> **Source material**
/---

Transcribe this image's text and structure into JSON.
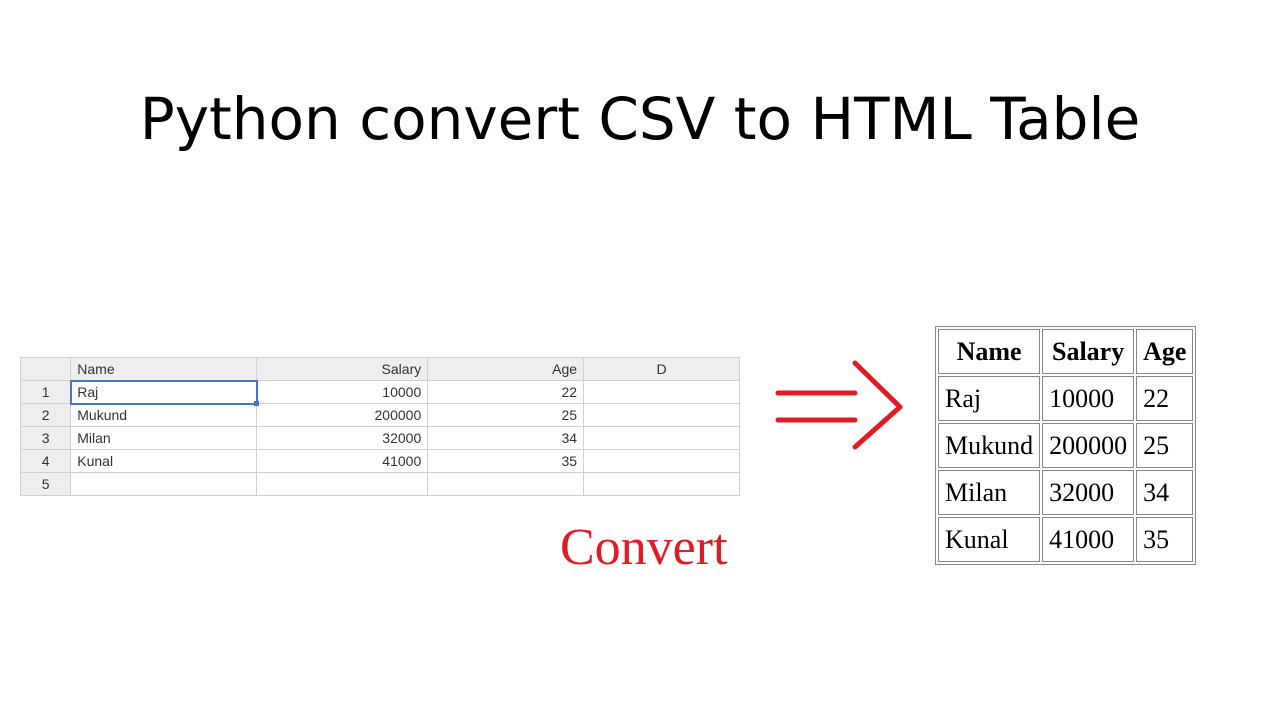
{
  "title": "Python convert CSV to HTML Table",
  "convert_label": "Convert",
  "spreadsheet": {
    "columns": [
      "Name",
      "Salary",
      "Age",
      "D"
    ],
    "row_numbers": [
      "1",
      "2",
      "3",
      "4",
      "5"
    ],
    "rows": [
      {
        "name": "Raj",
        "salary": "10000",
        "age": "22",
        "d": ""
      },
      {
        "name": "Mukund",
        "salary": "200000",
        "age": "25",
        "d": ""
      },
      {
        "name": "Milan",
        "salary": "32000",
        "age": "34",
        "d": ""
      },
      {
        "name": "Kunal",
        "salary": "41000",
        "age": "35",
        "d": ""
      },
      {
        "name": "",
        "salary": "",
        "age": "",
        "d": ""
      }
    ]
  },
  "html_table": {
    "headers": [
      "Name",
      "Salary",
      "Age"
    ],
    "rows": [
      {
        "name": "Raj",
        "salary": "10000",
        "age": "22"
      },
      {
        "name": "Mukund",
        "salary": "200000",
        "age": "25"
      },
      {
        "name": "Milan",
        "salary": "32000",
        "age": "34"
      },
      {
        "name": "Kunal",
        "salary": "41000",
        "age": "35"
      }
    ]
  },
  "chart_data": {
    "type": "table",
    "title": "Python convert CSV to HTML Table",
    "columns": [
      "Name",
      "Salary",
      "Age"
    ],
    "rows": [
      [
        "Raj",
        10000,
        22
      ],
      [
        "Mukund",
        200000,
        25
      ],
      [
        "Milan",
        32000,
        34
      ],
      [
        "Kunal",
        41000,
        35
      ]
    ]
  }
}
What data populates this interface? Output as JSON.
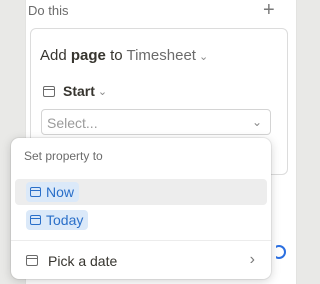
{
  "panel": {
    "title": "Do this",
    "add_icon": "plus-icon"
  },
  "action": {
    "verb": "Add",
    "object": "page",
    "preposition": "to",
    "database": "Timesheet",
    "property_label": "Start",
    "select_placeholder": "Select..."
  },
  "dropdown": {
    "heading": "Set property to",
    "options": [
      {
        "label": "Now",
        "icon": "calendar-icon"
      },
      {
        "label": "Today",
        "icon": "calendar-icon"
      }
    ],
    "pick_label": "Pick a date"
  },
  "colors": {
    "chip_bg": "#dbe9f9",
    "chip_text": "#2a6fc9",
    "toggle": "#2b6fe0"
  }
}
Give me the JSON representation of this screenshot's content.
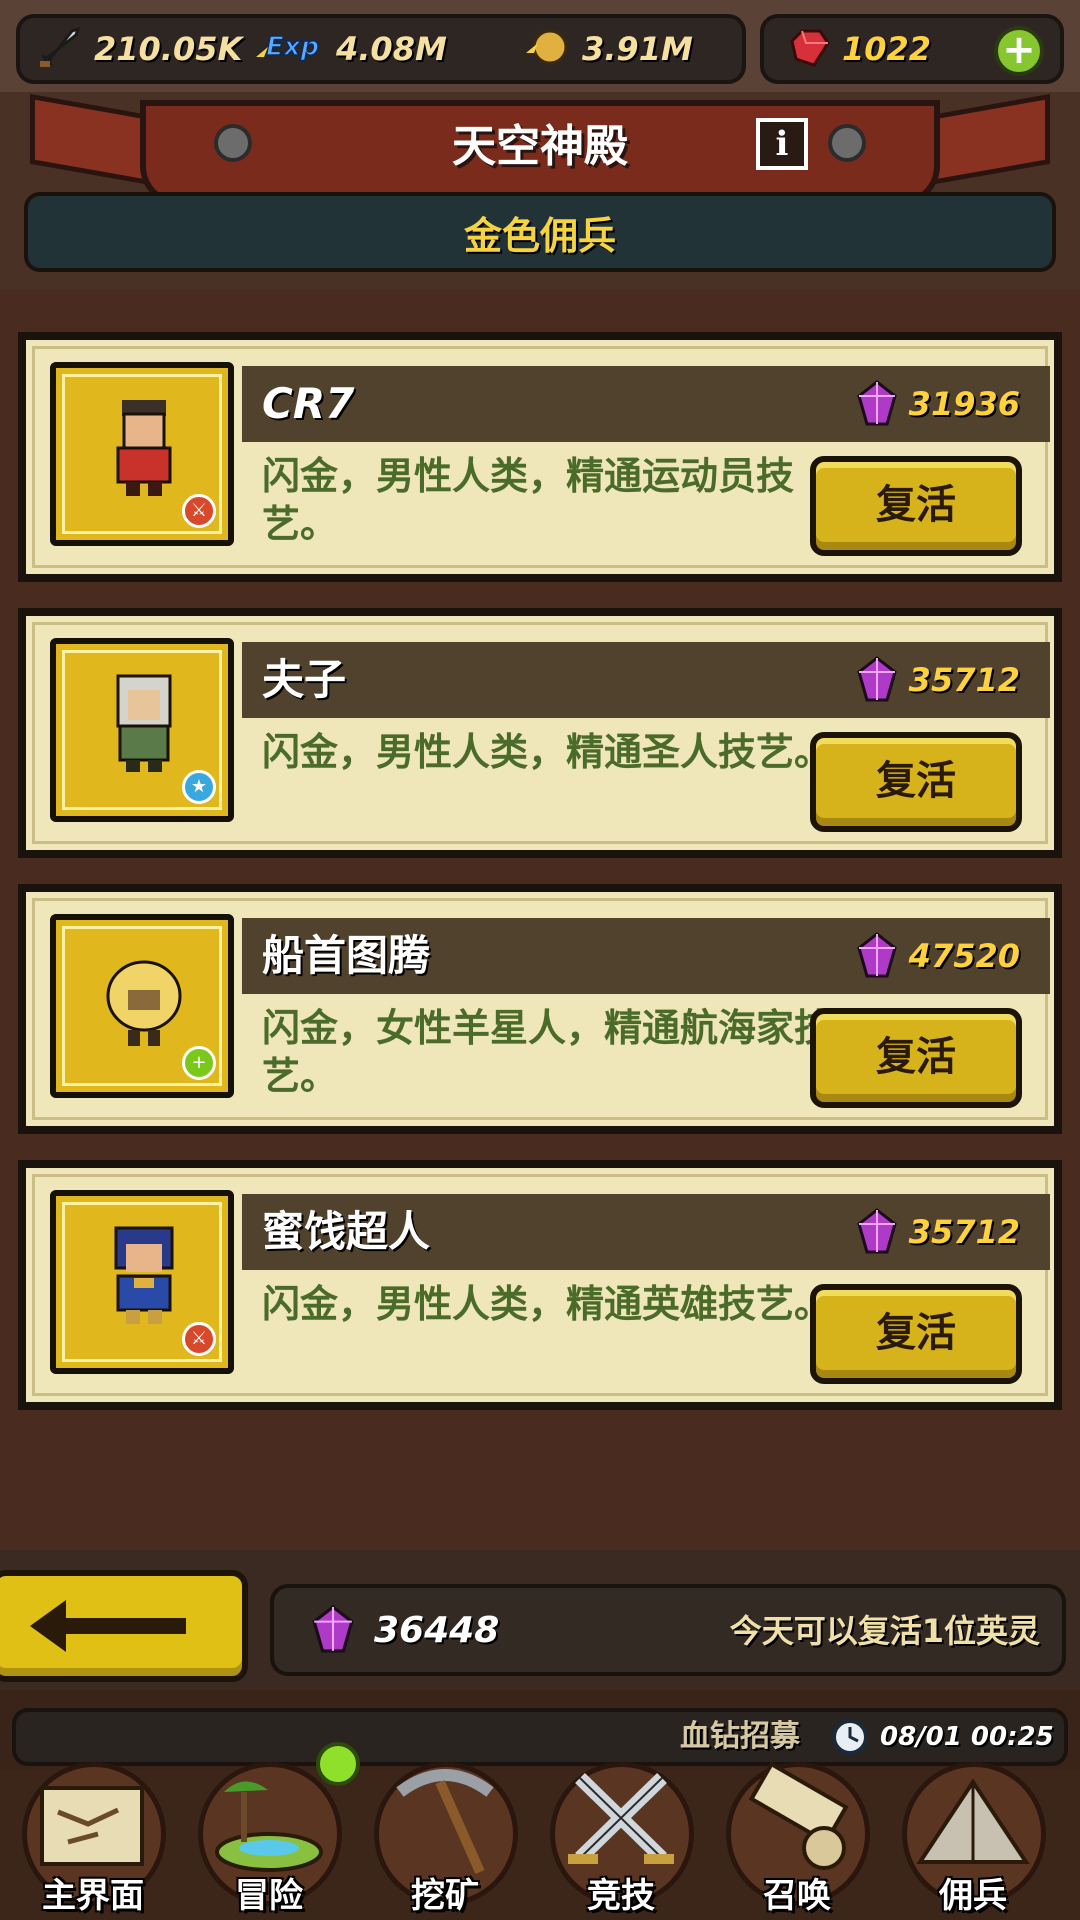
{
  "resources": {
    "attack": "210.05K",
    "exp_label": "Exp",
    "exp": "4.08M",
    "gold": "3.91M",
    "gems": "1022",
    "add_symbol": "+"
  },
  "header": {
    "title": "天空神殿",
    "info_symbol": "i",
    "subtitle": "金色佣兵"
  },
  "mercenaries": [
    {
      "name": "CR7",
      "price": "31936",
      "description": "闪金，男性人类，精通运动员技艺。",
      "action": "复活",
      "badge": "sword"
    },
    {
      "name": "夫子",
      "price": "35712",
      "description": "闪金，男性人类，精通圣人技艺。",
      "action": "复活",
      "badge": "star"
    },
    {
      "name": "船首图腾",
      "price": "47520",
      "description": "闪金，女性羊星人，精通航海家技艺。",
      "action": "复活",
      "badge": "plus"
    },
    {
      "name": "蜜饯超人",
      "price": "35712",
      "description": "闪金，男性人类，精通英雄技艺。",
      "action": "复活",
      "badge": "sword"
    }
  ],
  "footer": {
    "balance": "36448",
    "revive_info": "今天可以复活1位英灵"
  },
  "recruit": {
    "label": "血钻招募",
    "timer": "08/01 00:25"
  },
  "nav": [
    {
      "label": "主界面",
      "icon": "map-scroll-icon"
    },
    {
      "label": "冒险",
      "icon": "island-icon"
    },
    {
      "label": "挖矿",
      "icon": "pickaxe-icon"
    },
    {
      "label": "竞技",
      "icon": "crossed-swords-icon"
    },
    {
      "label": "召唤",
      "icon": "summon-scroll-icon"
    },
    {
      "label": "佣兵",
      "icon": "tent-icon"
    }
  ],
  "colors": {
    "gold": "#ffd23c",
    "card_bg": "#efe6b9",
    "button_yellow": "#d6b21b",
    "desc_green": "#4b6b2b",
    "banner_red": "#7a2b1c"
  }
}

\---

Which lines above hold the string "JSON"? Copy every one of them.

> **Completed task**
Transcribe this image's text and structure into JSON.
What data populates this interface? Output as JSON.
Give me the JSON representation of this screenshot's content.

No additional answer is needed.